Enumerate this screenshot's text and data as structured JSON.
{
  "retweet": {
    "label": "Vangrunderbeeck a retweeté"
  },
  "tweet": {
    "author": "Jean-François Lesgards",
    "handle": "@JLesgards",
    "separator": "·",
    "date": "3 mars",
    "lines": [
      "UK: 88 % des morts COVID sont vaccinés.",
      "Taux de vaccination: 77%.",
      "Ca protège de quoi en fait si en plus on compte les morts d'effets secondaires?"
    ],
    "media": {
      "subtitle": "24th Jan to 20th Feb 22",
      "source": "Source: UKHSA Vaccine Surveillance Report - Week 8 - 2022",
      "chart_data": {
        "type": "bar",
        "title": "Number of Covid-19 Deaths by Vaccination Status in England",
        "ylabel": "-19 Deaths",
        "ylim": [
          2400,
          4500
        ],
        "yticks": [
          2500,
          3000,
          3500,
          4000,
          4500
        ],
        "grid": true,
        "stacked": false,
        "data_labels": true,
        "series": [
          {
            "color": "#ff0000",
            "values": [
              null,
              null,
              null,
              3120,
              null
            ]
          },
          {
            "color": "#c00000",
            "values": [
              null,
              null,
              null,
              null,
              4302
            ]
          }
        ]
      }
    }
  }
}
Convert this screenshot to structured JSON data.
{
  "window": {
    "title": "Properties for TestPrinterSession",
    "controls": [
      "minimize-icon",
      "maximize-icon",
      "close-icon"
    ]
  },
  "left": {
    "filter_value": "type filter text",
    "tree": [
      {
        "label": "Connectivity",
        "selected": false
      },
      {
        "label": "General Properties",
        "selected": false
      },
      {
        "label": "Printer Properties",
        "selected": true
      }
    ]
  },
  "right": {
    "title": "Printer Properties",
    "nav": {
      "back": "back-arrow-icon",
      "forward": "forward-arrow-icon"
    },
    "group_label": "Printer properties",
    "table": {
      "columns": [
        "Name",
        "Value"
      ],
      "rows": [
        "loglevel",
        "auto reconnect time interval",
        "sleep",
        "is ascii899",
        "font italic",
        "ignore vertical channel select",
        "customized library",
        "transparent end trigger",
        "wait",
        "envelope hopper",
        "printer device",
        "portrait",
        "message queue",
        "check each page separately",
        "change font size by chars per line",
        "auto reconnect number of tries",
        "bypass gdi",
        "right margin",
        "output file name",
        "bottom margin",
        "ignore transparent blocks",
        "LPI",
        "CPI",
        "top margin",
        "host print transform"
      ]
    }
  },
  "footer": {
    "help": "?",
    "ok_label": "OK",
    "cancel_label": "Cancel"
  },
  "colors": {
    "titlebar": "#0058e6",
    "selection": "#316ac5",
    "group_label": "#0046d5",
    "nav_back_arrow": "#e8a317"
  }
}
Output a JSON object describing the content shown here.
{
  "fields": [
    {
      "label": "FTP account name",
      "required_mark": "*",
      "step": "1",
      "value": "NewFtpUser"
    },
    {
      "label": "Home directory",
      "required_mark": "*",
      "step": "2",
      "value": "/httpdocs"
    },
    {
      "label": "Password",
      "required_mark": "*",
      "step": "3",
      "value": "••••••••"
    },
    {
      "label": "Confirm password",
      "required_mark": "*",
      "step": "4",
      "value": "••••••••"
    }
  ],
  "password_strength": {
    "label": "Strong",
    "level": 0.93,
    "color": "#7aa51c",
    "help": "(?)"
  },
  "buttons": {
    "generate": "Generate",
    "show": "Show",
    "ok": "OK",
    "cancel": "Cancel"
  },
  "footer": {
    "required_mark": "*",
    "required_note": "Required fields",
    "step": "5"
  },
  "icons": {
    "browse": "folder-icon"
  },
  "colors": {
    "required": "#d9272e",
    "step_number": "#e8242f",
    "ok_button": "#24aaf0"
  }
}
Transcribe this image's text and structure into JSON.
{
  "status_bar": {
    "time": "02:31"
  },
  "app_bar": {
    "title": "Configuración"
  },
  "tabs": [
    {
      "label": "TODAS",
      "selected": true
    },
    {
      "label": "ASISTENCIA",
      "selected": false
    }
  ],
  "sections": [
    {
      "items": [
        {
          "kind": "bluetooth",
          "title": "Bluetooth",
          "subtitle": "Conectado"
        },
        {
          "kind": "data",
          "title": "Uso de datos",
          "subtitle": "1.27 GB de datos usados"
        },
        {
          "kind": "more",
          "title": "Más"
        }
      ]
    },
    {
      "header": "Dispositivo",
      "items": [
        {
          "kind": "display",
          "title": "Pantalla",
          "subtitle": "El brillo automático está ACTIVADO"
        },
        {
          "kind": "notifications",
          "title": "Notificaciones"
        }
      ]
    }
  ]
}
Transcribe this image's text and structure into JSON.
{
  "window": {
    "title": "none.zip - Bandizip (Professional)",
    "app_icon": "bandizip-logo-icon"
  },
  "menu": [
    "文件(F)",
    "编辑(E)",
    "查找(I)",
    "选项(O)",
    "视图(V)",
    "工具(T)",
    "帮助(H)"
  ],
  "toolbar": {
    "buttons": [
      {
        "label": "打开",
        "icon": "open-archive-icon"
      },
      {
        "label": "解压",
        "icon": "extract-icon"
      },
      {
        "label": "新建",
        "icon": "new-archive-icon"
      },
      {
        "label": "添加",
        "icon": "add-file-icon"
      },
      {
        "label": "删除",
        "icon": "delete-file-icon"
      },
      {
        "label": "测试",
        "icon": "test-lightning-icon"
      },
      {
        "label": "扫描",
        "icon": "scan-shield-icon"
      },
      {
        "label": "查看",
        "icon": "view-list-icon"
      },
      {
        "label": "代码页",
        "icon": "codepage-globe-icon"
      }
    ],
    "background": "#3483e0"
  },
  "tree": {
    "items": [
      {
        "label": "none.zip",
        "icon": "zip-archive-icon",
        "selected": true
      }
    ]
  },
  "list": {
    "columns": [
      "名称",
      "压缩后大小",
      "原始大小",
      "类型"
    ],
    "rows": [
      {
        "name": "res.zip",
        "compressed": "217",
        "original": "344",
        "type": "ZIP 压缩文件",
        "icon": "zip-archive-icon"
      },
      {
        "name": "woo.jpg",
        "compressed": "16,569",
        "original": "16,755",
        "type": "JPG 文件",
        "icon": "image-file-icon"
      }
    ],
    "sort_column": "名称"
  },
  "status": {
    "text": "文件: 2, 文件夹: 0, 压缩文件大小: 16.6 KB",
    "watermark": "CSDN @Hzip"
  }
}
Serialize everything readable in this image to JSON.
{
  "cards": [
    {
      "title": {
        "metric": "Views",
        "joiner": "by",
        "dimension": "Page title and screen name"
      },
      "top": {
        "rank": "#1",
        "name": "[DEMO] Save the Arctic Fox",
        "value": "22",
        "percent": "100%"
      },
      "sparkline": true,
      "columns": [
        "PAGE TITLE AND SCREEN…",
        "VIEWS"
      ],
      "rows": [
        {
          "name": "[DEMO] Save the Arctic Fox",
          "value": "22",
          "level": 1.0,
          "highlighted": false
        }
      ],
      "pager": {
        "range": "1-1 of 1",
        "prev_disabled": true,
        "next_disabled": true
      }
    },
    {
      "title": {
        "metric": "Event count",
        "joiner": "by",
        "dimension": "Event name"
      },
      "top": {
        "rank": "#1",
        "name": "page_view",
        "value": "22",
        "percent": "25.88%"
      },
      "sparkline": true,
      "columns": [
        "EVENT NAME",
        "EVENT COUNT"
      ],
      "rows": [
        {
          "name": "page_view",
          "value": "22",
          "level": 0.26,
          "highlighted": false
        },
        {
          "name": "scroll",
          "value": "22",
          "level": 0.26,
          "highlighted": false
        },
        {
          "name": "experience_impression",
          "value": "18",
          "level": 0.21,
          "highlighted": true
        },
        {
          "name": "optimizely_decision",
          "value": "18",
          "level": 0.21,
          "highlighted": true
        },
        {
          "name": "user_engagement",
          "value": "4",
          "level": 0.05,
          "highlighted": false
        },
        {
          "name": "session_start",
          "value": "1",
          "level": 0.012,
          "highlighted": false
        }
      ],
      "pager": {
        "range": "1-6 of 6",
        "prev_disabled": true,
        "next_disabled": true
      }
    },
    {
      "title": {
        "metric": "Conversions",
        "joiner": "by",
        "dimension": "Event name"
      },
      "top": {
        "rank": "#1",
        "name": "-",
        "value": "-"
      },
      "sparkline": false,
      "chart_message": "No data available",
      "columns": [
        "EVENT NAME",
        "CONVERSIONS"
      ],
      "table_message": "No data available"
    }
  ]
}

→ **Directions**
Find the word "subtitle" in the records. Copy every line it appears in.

→ **Result of this exercise**
      "subtitle": "24th Jan to 20th Feb 22",
          "subtitle": "Conectado"
          "subtitle": "1.27 GB de datos usados"
          "subtitle": "El brillo automático está ACTIVADO"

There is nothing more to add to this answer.